Chip shortage forces more production cuts by GM, Ford

DETROIT (AP) — The global shortage of semiconductors has forced General Motors (GM) and Ford to further cut production at their North American factories as chip supplies seem to be growing tighter.

The shutdowns likely will crimp dealer inventory of vehicles made at the plants.

GM said it has managed to keep humming factories that make hot-selling and very profitable full-size pickup trucks and SUVs.

“GM continues to leverage every available semiconductor to build and ship our most popular and in-demand products,” the company said on Thursday in a statement.

The chip shortage has already been rippling through various markets since last summer. It has made it difficult for schools to buy enough laptops for students forced to learn from home, delayed the release of popular products such as the iPhone 12 and created mad scrambles to find the latest video game consoles, such as the PlayStation 5.

But things have been getting even worse in recent weeks, particularly in the auto industry, where factories are shutting down because there aren’t enough chips to finish building vehicles that are starting to look like computers on wheels.
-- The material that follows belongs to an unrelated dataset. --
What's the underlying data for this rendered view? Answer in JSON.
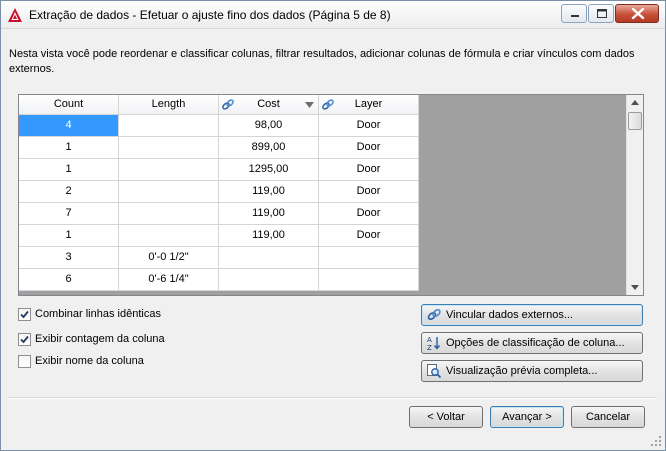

The problem was recently compounded by a grounded container ship that blocked the Suez Canal for nearly a week, choking off chips headed from Asia to Europe.

These snags are likely to frustrate consumers who can’t find the vehicle they want and sometimes find themselves settling for a lower-end models without as many fancy electronic features. And it threatens to leave a big dent in the auto industry, which by some estimates stands to lose USD60 billion in sales during the first half of his year.

Mid-sized pickup trucks and full-size vans in a parking lot outside a General Motors assembly plant where they are produced in Wentzville, Missouri. PHOTO: AP